> **Requirement**
All lines in the records that carry the string "Migrations" are to be shown.

> **Working data**

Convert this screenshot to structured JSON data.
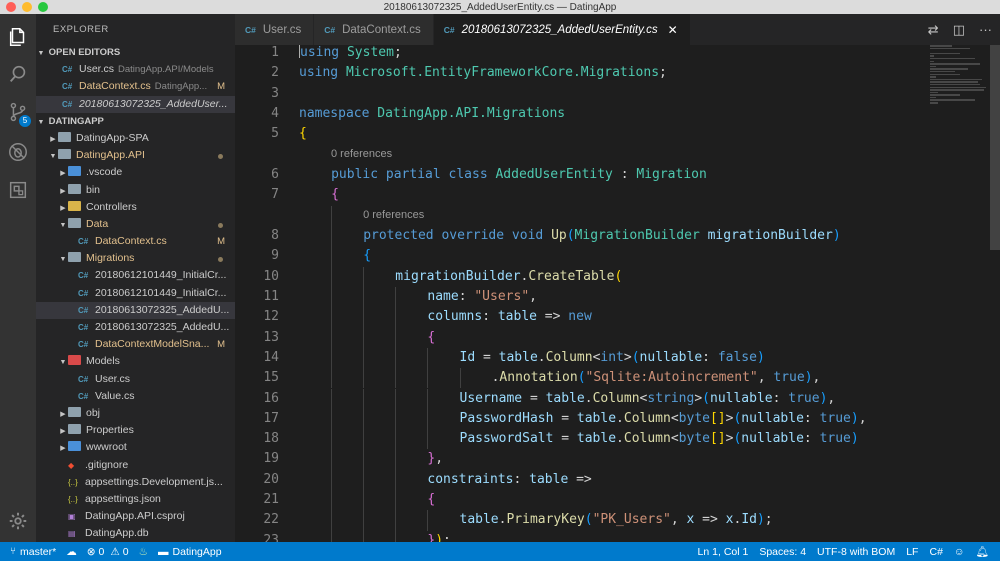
{
  "window": {
    "title": "20180613072325_AddedUserEntity.cs — DatingApp",
    "traffic_lights": [
      "#ff5f57",
      "#febc2e",
      "#28c840"
    ]
  },
  "activity_bar": {
    "items": [
      {
        "icon": "files-icon"
      },
      {
        "icon": "search-icon"
      },
      {
        "icon": "source-control-icon",
        "badge": "5"
      },
      {
        "icon": "debug-icon"
      },
      {
        "icon": "extensions-icon"
      }
    ],
    "settings_icon": "gear-icon"
  },
  "explorer": {
    "title": "EXPLORER",
    "open_editors": {
      "label": "OPEN EDITORS",
      "items": [
        {
          "name": "User.cs",
          "hint": "DatingApp.API/Models",
          "mark": ""
        },
        {
          "name": "DataContext.cs",
          "hint": "DatingApp...",
          "mark": "M"
        },
        {
          "name": "20180613072325_AddedUser...",
          "hint": "",
          "mark": ""
        }
      ]
    },
    "project": {
      "label": "DATINGAPP",
      "tree": [
        {
          "name": "DatingApp-SPA",
          "kind": "folder",
          "depth": 0,
          "open": false
        },
        {
          "name": "DatingApp.API",
          "kind": "folder",
          "depth": 0,
          "open": true,
          "dot": true,
          "yellow": true
        },
        {
          "name": ".vscode",
          "kind": "folder",
          "depth": 1,
          "open": false
        },
        {
          "name": "bin",
          "kind": "folder",
          "depth": 1,
          "open": false
        },
        {
          "name": "Controllers",
          "kind": "folder",
          "depth": 1,
          "open": false
        },
        {
          "name": "Data",
          "kind": "folder",
          "depth": 1,
          "open": true,
          "dot": true,
          "yellow": true
        },
        {
          "name": "DataContext.cs",
          "kind": "cs",
          "depth": 2,
          "mark": "M",
          "yellow": true
        },
        {
          "name": "Migrations",
          "kind": "folder",
          "depth": 1,
          "open": true,
          "dot": true,
          "yellow": true
        },
        {
          "name": "20180612101449_InitialCr...",
          "kind": "cs",
          "depth": 2
        },
        {
          "name": "20180612101449_InitialCr...",
          "kind": "cs",
          "depth": 2
        },
        {
          "name": "20180613072325_AddedU...",
          "kind": "cs",
          "depth": 2,
          "selected": true
        },
        {
          "name": "20180613072325_AddedU...",
          "kind": "cs",
          "depth": 2
        },
        {
          "name": "DataContextModelSna...",
          "kind": "cs",
          "depth": 2,
          "mark": "M",
          "yellow": true
        },
        {
          "name": "Models",
          "kind": "folder",
          "depth": 1,
          "open": true
        },
        {
          "name": "User.cs",
          "kind": "cs",
          "depth": 2
        },
        {
          "name": "Value.cs",
          "kind": "cs",
          "depth": 2
        },
        {
          "name": "obj",
          "kind": "folder",
          "depth": 1,
          "open": false
        },
        {
          "name": "Properties",
          "kind": "folder",
          "depth": 1,
          "open": false
        },
        {
          "name": "wwwroot",
          "kind": "folder",
          "depth": 1,
          "open": false
        },
        {
          "name": ".gitignore",
          "kind": "git",
          "depth": 1
        },
        {
          "name": "appsettings.Development.js...",
          "kind": "json",
          "depth": 1
        },
        {
          "name": "appsettings.json",
          "kind": "json",
          "depth": 1
        },
        {
          "name": "DatingApp.API.csproj",
          "kind": "proj",
          "depth": 1
        },
        {
          "name": "DatingApp.db",
          "kind": "db",
          "depth": 1
        }
      ]
    }
  },
  "tabs": [
    {
      "label": "User.cs",
      "active": false
    },
    {
      "label": "DataContext.cs",
      "active": false
    },
    {
      "label": "20180613072325_AddedUserEntity.cs",
      "active": true
    }
  ],
  "tab_icon_text": "C#",
  "editor": {
    "references_label": "0 references",
    "lines": [
      {
        "n": "1",
        "indent": 0,
        "tokens": [
          [
            "kw",
            "using"
          ],
          [
            "tx",
            " "
          ],
          [
            "ty",
            "System"
          ],
          [
            "tx",
            ";"
          ]
        ],
        "caret": true
      },
      {
        "n": "2",
        "indent": 0,
        "tokens": [
          [
            "kw",
            "using"
          ],
          [
            "tx",
            " "
          ],
          [
            "ty",
            "Microsoft.EntityFrameworkCore.Migrations"
          ],
          [
            "tx",
            ";"
          ]
        ]
      },
      {
        "n": "3",
        "indent": 0,
        "tokens": []
      },
      {
        "n": "4",
        "indent": 0,
        "tokens": [
          [
            "kw",
            "namespace"
          ],
          [
            "tx",
            " "
          ],
          [
            "ty",
            "DatingApp.API.Migrations"
          ]
        ]
      },
      {
        "n": "5",
        "indent": 0,
        "tokens": [
          [
            "b1",
            "{"
          ]
        ]
      },
      {
        "n": "6",
        "indent": 1,
        "lens": true,
        "tokens": [
          [
            "kw",
            "public"
          ],
          [
            "tx",
            " "
          ],
          [
            "kw",
            "partial"
          ],
          [
            "tx",
            " "
          ],
          [
            "kw",
            "class"
          ],
          [
            "tx",
            " "
          ],
          [
            "ty",
            "AddedUserEntity"
          ],
          [
            "tx",
            " : "
          ],
          [
            "ty",
            "Migration"
          ]
        ]
      },
      {
        "n": "7",
        "indent": 1,
        "tokens": [
          [
            "b2",
            "{"
          ]
        ]
      },
      {
        "n": "8",
        "indent": 2,
        "lens": true,
        "tokens": [
          [
            "kw",
            "protected"
          ],
          [
            "tx",
            " "
          ],
          [
            "kw",
            "override"
          ],
          [
            "tx",
            " "
          ],
          [
            "kw",
            "void"
          ],
          [
            "tx",
            " "
          ],
          [
            "fn",
            "Up"
          ],
          [
            "b3",
            "("
          ],
          [
            "ty",
            "MigrationBuilder"
          ],
          [
            "tx",
            " "
          ],
          [
            "pr",
            "migrationBuilder"
          ],
          [
            "b3",
            ")"
          ]
        ]
      },
      {
        "n": "9",
        "indent": 2,
        "tokens": [
          [
            "b3",
            "{"
          ]
        ]
      },
      {
        "n": "10",
        "indent": 3,
        "tokens": [
          [
            "pr",
            "migrationBuilder"
          ],
          [
            "tx",
            "."
          ],
          [
            "fn",
            "CreateTable"
          ],
          [
            "b1",
            "("
          ]
        ]
      },
      {
        "n": "11",
        "indent": 4,
        "tokens": [
          [
            "pr",
            "name"
          ],
          [
            "tx",
            ": "
          ],
          [
            "st",
            "\"Users\""
          ],
          [
            "tx",
            ","
          ]
        ]
      },
      {
        "n": "12",
        "indent": 4,
        "tokens": [
          [
            "pr",
            "columns"
          ],
          [
            "tx",
            ": "
          ],
          [
            "pr",
            "table"
          ],
          [
            "tx",
            " => "
          ],
          [
            "kw",
            "new"
          ]
        ]
      },
      {
        "n": "13",
        "indent": 4,
        "tokens": [
          [
            "b2",
            "{"
          ]
        ]
      },
      {
        "n": "14",
        "indent": 5,
        "tokens": [
          [
            "pr",
            "Id"
          ],
          [
            "tx",
            " = "
          ],
          [
            "pr",
            "table"
          ],
          [
            "tx",
            "."
          ],
          [
            "fn",
            "Column"
          ],
          [
            "tx",
            "<"
          ],
          [
            "kw",
            "int"
          ],
          [
            "tx",
            ">"
          ],
          [
            "b3",
            "("
          ],
          [
            "pr",
            "nullable"
          ],
          [
            "tx",
            ": "
          ],
          [
            "kw",
            "false"
          ],
          [
            "b3",
            ")"
          ]
        ]
      },
      {
        "n": "15",
        "indent": 6,
        "tokens": [
          [
            "tx",
            "."
          ],
          [
            "fn",
            "Annotation"
          ],
          [
            "b3",
            "("
          ],
          [
            "st",
            "\"Sqlite:Autoincrement\""
          ],
          [
            "tx",
            ", "
          ],
          [
            "kw",
            "true"
          ],
          [
            "b3",
            ")"
          ],
          [
            "tx",
            ","
          ]
        ]
      },
      {
        "n": "16",
        "indent": 5,
        "tokens": [
          [
            "pr",
            "Username"
          ],
          [
            "tx",
            " = "
          ],
          [
            "pr",
            "table"
          ],
          [
            "tx",
            "."
          ],
          [
            "fn",
            "Column"
          ],
          [
            "tx",
            "<"
          ],
          [
            "kw",
            "string"
          ],
          [
            "tx",
            ">"
          ],
          [
            "b3",
            "("
          ],
          [
            "pr",
            "nullable"
          ],
          [
            "tx",
            ": "
          ],
          [
            "kw",
            "true"
          ],
          [
            "b3",
            ")"
          ],
          [
            "tx",
            ","
          ]
        ]
      },
      {
        "n": "17",
        "indent": 5,
        "tokens": [
          [
            "pr",
            "PasswordHash"
          ],
          [
            "tx",
            " = "
          ],
          [
            "pr",
            "table"
          ],
          [
            "tx",
            "."
          ],
          [
            "fn",
            "Column"
          ],
          [
            "tx",
            "<"
          ],
          [
            "kw",
            "byte"
          ],
          [
            "b1",
            "[]"
          ],
          [
            "tx",
            ">"
          ],
          [
            "b3",
            "("
          ],
          [
            "pr",
            "nullable"
          ],
          [
            "tx",
            ": "
          ],
          [
            "kw",
            "true"
          ],
          [
            "b3",
            ")"
          ],
          [
            "tx",
            ","
          ]
        ]
      },
      {
        "n": "18",
        "indent": 5,
        "tokens": [
          [
            "pr",
            "PasswordSalt"
          ],
          [
            "tx",
            " = "
          ],
          [
            "pr",
            "table"
          ],
          [
            "tx",
            "."
          ],
          [
            "fn",
            "Column"
          ],
          [
            "tx",
            "<"
          ],
          [
            "kw",
            "byte"
          ],
          [
            "b1",
            "[]"
          ],
          [
            "tx",
            ">"
          ],
          [
            "b3",
            "("
          ],
          [
            "pr",
            "nullable"
          ],
          [
            "tx",
            ": "
          ],
          [
            "kw",
            "true"
          ],
          [
            "b3",
            ")"
          ]
        ]
      },
      {
        "n": "19",
        "indent": 4,
        "tokens": [
          [
            "b2",
            "}"
          ],
          [
            "tx",
            ","
          ]
        ]
      },
      {
        "n": "20",
        "indent": 4,
        "tokens": [
          [
            "pr",
            "constraints"
          ],
          [
            "tx",
            ": "
          ],
          [
            "pr",
            "table"
          ],
          [
            "tx",
            " =>"
          ]
        ]
      },
      {
        "n": "21",
        "indent": 4,
        "tokens": [
          [
            "b2",
            "{"
          ]
        ]
      },
      {
        "n": "22",
        "indent": 5,
        "tokens": [
          [
            "pr",
            "table"
          ],
          [
            "tx",
            "."
          ],
          [
            "fn",
            "PrimaryKey"
          ],
          [
            "b3",
            "("
          ],
          [
            "st",
            "\"PK_Users\""
          ],
          [
            "tx",
            ", "
          ],
          [
            "pr",
            "x"
          ],
          [
            "tx",
            " => "
          ],
          [
            "pr",
            "x"
          ],
          [
            "tx",
            "."
          ],
          [
            "pr",
            "Id"
          ],
          [
            "b3",
            ")"
          ],
          [
            "tx",
            ";"
          ]
        ]
      },
      {
        "n": "23",
        "indent": 4,
        "tokens": [
          [
            "b2",
            "}"
          ],
          [
            "b1",
            ")"
          ],
          [
            "tx",
            ";"
          ]
        ]
      }
    ]
  },
  "statusbar": {
    "branch": "master*",
    "errors": "0",
    "warnings": "0",
    "project": "DatingApp",
    "position": "Ln 1, Col 1",
    "spaces": "Spaces: 4",
    "encoding": "UTF-8 with BOM",
    "eol": "LF",
    "language": "C#"
  },
  "colors": {
    "accent": "#007acc",
    "modified": "#e2c08d",
    "csharp_icon": "#519aba"
  }
}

> **Reply**
          "name": "Migrations",
            "Microsoft.EntityFrameworkCore.Migrations"
            "DatingApp.API.Migrations"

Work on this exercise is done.